Page and application data records
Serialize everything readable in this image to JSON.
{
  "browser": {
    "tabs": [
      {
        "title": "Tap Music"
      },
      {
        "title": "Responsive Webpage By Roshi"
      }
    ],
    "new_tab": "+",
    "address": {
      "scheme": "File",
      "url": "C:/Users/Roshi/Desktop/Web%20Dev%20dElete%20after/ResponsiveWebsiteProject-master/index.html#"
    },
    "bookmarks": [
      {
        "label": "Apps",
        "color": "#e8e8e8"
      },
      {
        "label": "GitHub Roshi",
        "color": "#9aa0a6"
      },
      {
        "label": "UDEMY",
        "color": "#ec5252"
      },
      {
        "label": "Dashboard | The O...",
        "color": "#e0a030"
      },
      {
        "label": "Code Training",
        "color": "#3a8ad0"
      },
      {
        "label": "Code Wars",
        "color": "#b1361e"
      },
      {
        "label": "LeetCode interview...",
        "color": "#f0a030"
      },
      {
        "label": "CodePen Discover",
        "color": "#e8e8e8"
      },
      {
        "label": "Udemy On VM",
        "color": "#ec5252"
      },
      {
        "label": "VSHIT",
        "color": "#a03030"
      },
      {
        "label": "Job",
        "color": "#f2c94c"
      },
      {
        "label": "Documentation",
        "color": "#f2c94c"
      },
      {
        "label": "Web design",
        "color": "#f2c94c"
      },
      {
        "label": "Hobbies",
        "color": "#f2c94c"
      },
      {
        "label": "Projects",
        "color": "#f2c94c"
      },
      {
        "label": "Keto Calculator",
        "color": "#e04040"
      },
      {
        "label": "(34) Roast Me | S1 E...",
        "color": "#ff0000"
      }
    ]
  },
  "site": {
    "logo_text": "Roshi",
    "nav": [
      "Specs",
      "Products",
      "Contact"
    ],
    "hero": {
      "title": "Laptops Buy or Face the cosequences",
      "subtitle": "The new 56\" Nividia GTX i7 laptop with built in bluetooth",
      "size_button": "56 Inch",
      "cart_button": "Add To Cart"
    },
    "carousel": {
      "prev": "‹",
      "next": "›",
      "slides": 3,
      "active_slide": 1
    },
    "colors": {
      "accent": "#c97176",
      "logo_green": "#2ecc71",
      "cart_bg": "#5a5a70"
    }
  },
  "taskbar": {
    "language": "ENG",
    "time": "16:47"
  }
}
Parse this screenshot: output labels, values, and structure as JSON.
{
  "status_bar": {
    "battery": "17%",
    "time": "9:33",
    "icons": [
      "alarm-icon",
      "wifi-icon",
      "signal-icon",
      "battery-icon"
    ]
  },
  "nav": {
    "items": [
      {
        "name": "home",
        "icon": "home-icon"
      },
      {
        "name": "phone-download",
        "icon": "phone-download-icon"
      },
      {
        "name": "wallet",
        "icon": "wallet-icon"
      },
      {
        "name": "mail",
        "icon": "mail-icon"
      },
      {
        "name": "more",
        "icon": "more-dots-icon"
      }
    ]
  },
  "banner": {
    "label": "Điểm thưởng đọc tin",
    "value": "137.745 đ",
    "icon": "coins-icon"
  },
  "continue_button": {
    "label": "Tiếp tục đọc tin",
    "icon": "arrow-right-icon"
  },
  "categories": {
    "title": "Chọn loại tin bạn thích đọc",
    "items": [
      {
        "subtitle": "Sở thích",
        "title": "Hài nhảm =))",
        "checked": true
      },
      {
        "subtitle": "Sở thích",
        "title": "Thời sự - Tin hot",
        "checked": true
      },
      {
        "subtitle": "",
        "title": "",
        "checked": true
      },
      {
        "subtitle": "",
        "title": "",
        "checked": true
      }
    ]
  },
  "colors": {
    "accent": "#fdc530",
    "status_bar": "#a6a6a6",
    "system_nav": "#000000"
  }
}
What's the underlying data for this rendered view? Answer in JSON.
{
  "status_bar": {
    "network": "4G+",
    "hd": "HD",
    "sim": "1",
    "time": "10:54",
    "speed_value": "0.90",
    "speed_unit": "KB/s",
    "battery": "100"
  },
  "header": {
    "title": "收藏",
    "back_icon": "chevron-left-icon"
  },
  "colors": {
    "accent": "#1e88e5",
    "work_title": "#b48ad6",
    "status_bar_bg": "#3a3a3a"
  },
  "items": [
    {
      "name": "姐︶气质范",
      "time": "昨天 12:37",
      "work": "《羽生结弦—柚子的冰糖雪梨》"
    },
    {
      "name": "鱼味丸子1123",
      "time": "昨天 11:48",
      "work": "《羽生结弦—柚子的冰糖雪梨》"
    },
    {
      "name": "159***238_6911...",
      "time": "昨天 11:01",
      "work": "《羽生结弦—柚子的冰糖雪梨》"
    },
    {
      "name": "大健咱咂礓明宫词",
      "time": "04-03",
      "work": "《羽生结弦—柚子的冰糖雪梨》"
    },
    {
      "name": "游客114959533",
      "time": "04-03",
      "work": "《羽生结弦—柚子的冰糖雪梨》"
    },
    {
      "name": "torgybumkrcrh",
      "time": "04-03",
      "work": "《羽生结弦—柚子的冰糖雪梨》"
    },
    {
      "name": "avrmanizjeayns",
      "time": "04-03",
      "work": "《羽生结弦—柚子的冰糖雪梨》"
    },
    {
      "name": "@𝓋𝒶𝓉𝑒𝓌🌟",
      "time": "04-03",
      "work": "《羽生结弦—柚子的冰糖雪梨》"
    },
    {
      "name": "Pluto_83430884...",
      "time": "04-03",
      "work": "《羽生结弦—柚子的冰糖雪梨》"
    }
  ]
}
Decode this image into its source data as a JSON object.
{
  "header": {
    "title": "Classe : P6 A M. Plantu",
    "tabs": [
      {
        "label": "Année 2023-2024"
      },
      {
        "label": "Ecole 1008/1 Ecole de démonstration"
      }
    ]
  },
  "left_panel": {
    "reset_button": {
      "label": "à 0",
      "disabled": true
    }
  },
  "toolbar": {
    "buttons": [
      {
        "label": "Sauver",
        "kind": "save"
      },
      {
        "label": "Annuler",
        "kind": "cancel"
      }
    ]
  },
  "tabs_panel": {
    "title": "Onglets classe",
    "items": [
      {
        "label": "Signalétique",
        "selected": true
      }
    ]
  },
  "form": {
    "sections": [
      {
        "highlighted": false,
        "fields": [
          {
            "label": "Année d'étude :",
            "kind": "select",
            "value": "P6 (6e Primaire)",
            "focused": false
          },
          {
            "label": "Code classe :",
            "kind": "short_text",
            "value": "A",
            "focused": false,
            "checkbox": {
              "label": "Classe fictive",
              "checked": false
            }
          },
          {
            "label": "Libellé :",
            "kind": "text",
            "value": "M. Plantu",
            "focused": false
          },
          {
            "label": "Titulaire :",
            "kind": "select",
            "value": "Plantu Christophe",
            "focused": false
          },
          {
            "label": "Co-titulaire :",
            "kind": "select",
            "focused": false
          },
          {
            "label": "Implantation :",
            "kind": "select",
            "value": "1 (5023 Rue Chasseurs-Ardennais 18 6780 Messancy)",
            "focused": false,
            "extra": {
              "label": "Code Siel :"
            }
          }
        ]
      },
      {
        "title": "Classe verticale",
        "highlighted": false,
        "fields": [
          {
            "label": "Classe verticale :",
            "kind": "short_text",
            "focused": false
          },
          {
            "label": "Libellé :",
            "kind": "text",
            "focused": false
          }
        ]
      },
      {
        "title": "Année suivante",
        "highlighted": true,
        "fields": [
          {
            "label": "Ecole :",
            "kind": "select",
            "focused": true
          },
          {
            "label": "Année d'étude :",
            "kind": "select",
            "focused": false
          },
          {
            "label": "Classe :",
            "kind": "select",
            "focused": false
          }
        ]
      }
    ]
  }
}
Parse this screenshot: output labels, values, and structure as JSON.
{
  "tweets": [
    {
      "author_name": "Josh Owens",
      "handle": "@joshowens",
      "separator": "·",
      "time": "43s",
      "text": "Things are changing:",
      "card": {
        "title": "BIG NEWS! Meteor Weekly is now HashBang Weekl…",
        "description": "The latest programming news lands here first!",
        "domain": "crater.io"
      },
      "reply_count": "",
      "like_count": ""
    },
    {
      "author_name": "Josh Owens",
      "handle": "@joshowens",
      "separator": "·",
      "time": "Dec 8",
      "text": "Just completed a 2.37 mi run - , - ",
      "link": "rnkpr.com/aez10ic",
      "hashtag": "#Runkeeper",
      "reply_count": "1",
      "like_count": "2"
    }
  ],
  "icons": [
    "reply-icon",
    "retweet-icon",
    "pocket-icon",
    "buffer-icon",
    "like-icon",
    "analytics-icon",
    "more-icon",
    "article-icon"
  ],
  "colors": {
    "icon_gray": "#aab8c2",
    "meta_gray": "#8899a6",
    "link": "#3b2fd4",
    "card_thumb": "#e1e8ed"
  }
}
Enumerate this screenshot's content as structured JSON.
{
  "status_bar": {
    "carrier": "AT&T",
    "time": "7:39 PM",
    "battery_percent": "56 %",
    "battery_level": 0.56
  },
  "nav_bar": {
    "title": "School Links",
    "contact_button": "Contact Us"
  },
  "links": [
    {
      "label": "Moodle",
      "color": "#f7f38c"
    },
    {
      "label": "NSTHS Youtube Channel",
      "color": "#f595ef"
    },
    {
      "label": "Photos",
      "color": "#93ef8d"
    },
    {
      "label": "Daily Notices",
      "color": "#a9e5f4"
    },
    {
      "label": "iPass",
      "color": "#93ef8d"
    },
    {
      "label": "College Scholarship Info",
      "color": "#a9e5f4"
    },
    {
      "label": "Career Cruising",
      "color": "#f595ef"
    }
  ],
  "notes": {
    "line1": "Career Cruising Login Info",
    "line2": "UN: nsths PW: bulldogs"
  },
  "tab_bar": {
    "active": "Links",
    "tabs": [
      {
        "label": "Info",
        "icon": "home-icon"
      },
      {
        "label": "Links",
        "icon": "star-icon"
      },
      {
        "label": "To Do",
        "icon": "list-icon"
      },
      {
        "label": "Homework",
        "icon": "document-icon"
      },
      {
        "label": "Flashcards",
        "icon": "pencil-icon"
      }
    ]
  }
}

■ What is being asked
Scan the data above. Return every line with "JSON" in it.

■ Solution for this exercise
Serialize everything readable in this image to JSON.
Parse this screenshot: output labels, values, and structure as JSON.
What's the underlying data for this rendered view? Answer in JSON.
Decode this image into its source data as a JSON object.
Parse this screenshot: output labels, values, and structure as JSON.
Enumerate this screenshot's content as structured JSON.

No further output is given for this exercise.